**Assignment**
Search the records for the string "name". Copy each line where it occurs.

────────────────────────────────────────

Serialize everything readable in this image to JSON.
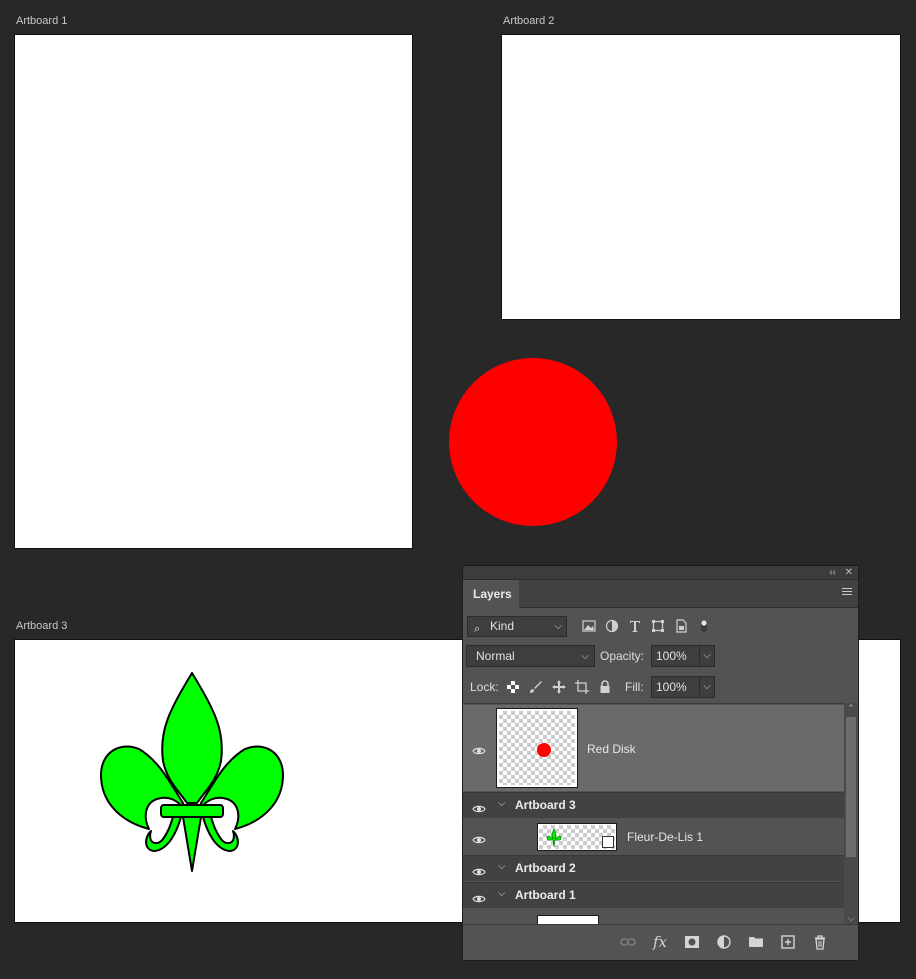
{
  "canvas": {
    "artboards": [
      {
        "label": "Artboard 1"
      },
      {
        "label": "Artboard 2"
      },
      {
        "label": "Artboard 3"
      }
    ],
    "colors": {
      "red_disk": "#ff0000",
      "fleur_fill": "#00ff00",
      "fleur_stroke": "#000000"
    }
  },
  "layers_panel": {
    "tab_label": "Layers",
    "collapse_icon": "double-chevron-left-icon",
    "close_icon": "close-icon",
    "filter": {
      "kind_label": "Kind"
    },
    "blend_mode": "Normal",
    "opacity_label": "Opacity:",
    "opacity_value": "100%",
    "lock_label": "Lock:",
    "fill_label": "Fill:",
    "fill_value": "100%",
    "layers": [
      {
        "name": "Red Disk",
        "type": "layer",
        "selected": true
      },
      {
        "name": "Artboard 3",
        "type": "group"
      },
      {
        "name": "Fleur-De-Lis 1",
        "type": "layer"
      },
      {
        "name": "Artboard 2",
        "type": "group"
      },
      {
        "name": "Artboard 1",
        "type": "group"
      }
    ]
  }
}
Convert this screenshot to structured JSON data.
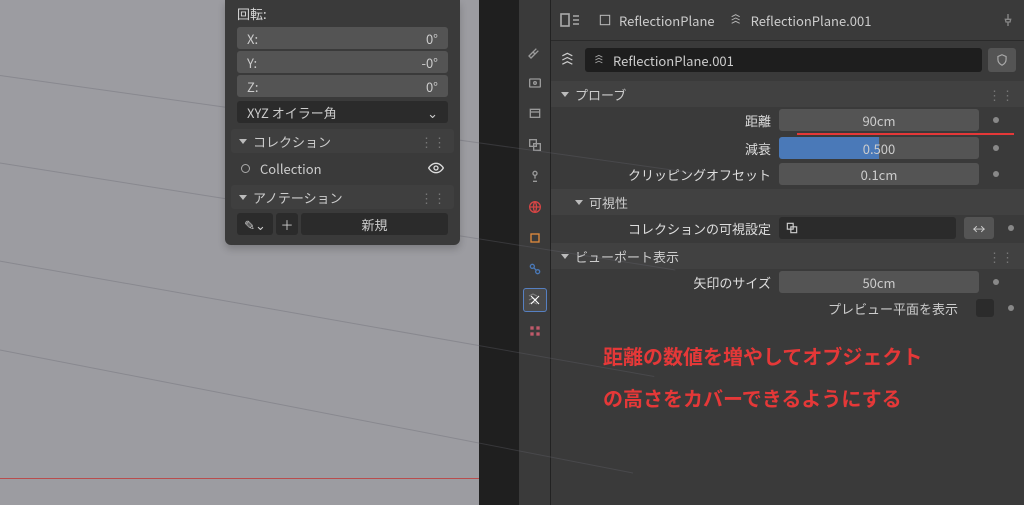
{
  "npanel": {
    "rotation_label": "回転:",
    "x": {
      "label": "X:",
      "value": "0°"
    },
    "y": {
      "label": "Y:",
      "value": "-0°"
    },
    "z": {
      "label": "Z:",
      "value": "0°"
    },
    "mode": "XYZ オイラー角",
    "section_collection": "コレクション",
    "collection_item": "Collection",
    "section_annotation": "アノテーション",
    "new_label": "新規"
  },
  "header": {
    "bc1": "ReflectionPlane",
    "bc2": "ReflectionPlane.001",
    "name": "ReflectionPlane.001"
  },
  "probe": {
    "title": "プローブ",
    "distance": {
      "label": "距離",
      "value": "90cm"
    },
    "falloff": {
      "label": "減衰",
      "value": "0.500"
    },
    "offset": {
      "label": "クリッピングオフセット",
      "value": "0.1cm"
    }
  },
  "visibility": {
    "title": "可視性",
    "coll_vis": "コレクションの可視設定"
  },
  "viewport": {
    "title": "ビューポート表示",
    "arrow": {
      "label": "矢印のサイズ",
      "value": "50cm"
    },
    "preview": "プレビュー平面を表示"
  },
  "overlay": {
    "l1": "距離の数値を増やしてオブジェクト",
    "l2": "の高さをカバーできるようにする"
  }
}
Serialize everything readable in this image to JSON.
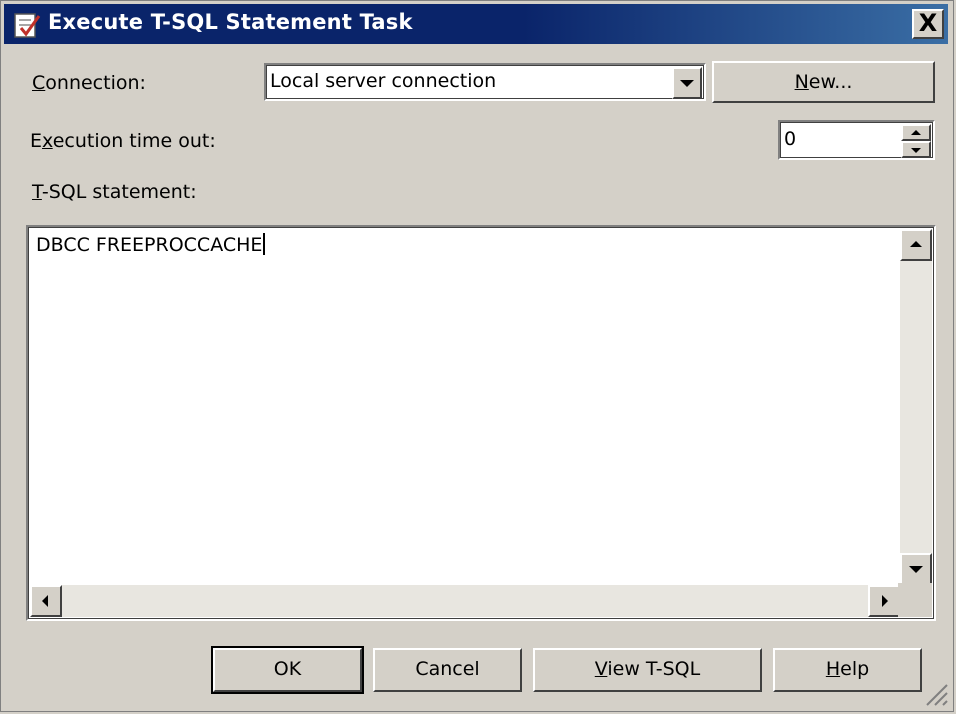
{
  "window": {
    "title": "Execute T-SQL Statement Task",
    "close_label": "X"
  },
  "connection": {
    "label_prefix": "",
    "label_mnemonic": "C",
    "label_rest": "onnection:",
    "value": "Local server connection",
    "new_button_mnemonic": "N",
    "new_button_rest": "ew..."
  },
  "timeout": {
    "label_prefix": "E",
    "label_mnemonic": "x",
    "label_rest": "ecution time out:",
    "value": "0"
  },
  "statement": {
    "label_mnemonic": "T",
    "label_rest": "-SQL statement:",
    "text": "DBCC FREEPROCCACHE"
  },
  "buttons": {
    "ok": "OK",
    "cancel": "Cancel",
    "view_mnemonic": "V",
    "view_rest": "iew T-SQL",
    "help_mnemonic": "H",
    "help_rest": "elp"
  }
}
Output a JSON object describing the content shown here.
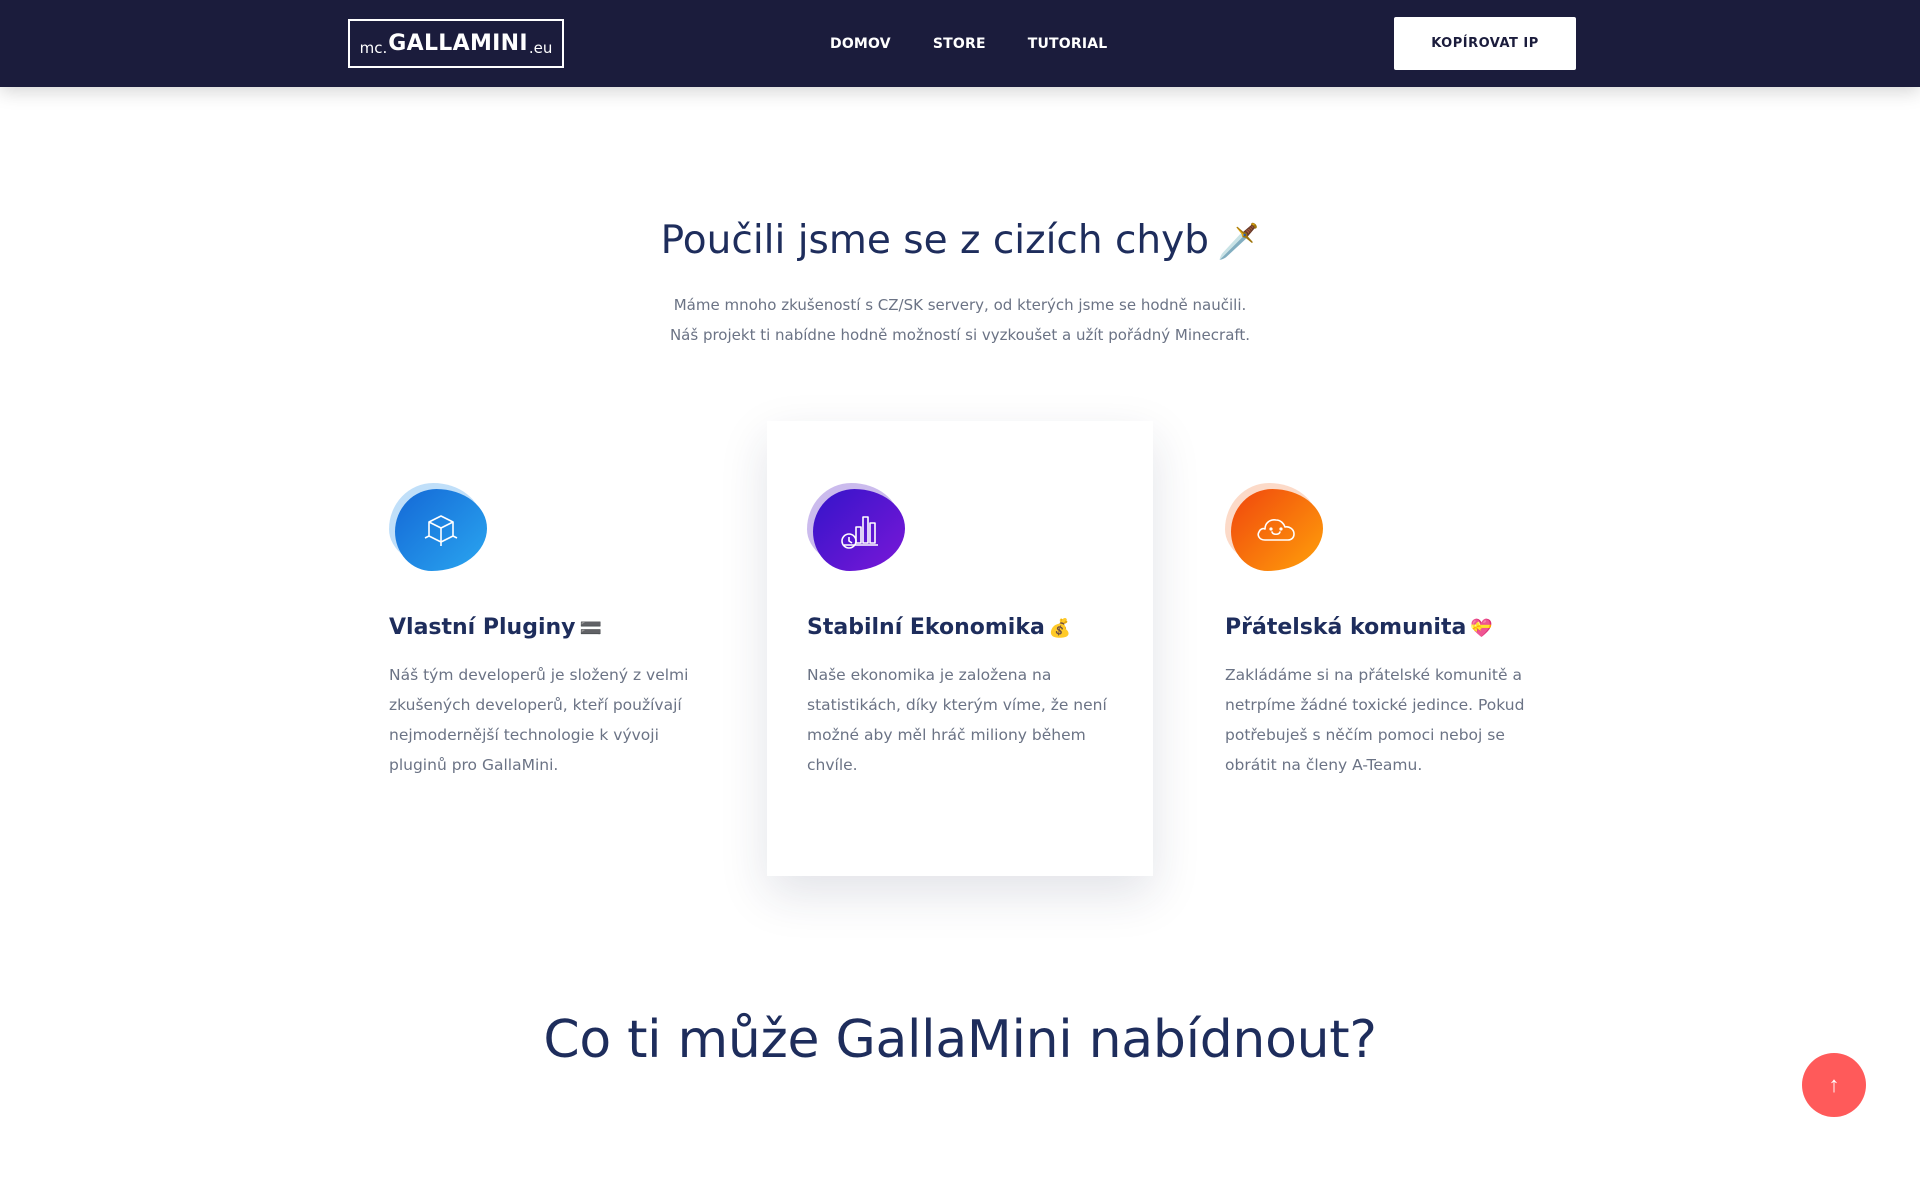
{
  "header": {
    "logo": {
      "prefix": "mc.",
      "main": "GALLAMINI",
      "suffix": ".eu"
    },
    "nav": [
      "DOMOV",
      "STORE",
      "TUTORIAL"
    ],
    "copy_ip_label": "KOPÍROVAT IP"
  },
  "intro": {
    "title": "Poučili jsme se z cizích chyb",
    "title_emoji": "🗡️",
    "lines": [
      "Máme mnoho zkušeností s CZ/SK servery, od kterých jsme se hodně naučili.",
      "Náš projekt ti nabídne hodně možností si vyzkoušet a užít pořádný Minecraft."
    ]
  },
  "features": [
    {
      "icon": "cube-icon",
      "title": "Vlastní Pluginy",
      "emoji": "🟰",
      "text": "Náš tým developerů je složený z velmi zkušených developerů, kteří používají nejmodernější technologie k vývoji pluginů pro GallaMini."
    },
    {
      "icon": "chart-icon",
      "title": "Stabilní Ekonomika",
      "emoji": "💰",
      "text": "Naše ekonomika je založena na statistikách, díky kterým víme, že není možné aby měl hráč miliony během chvíle."
    },
    {
      "icon": "cloud-icon",
      "title": "Přátelská komunita",
      "emoji": "💝",
      "text": "Zakládáme si na přátelské komunitě a netrpíme žádné toxické jedince. Pokud potřebuješ s něčím pomoci neboj se obrátit na členy A-Teamu."
    }
  ],
  "bottom": {
    "title": "Co ti může GallaMini nabídnout?"
  },
  "scroll_top": {
    "icon": "arrow-up-icon",
    "glyph": "↑"
  },
  "colors": {
    "navbar": "#1b1c3c",
    "heading": "#1e2d5c",
    "body_text": "#6b7385",
    "accent_button": "#ff5a5a"
  }
}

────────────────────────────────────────

**Expected answer**
        "name": "Red Disk",
        "name": "Artboard 3",
        "name": "Fleur-De-Lis 1",
        "name": "Artboard 2",
        "name": "Artboard 1",
    "name": "ReflectionPlane.001"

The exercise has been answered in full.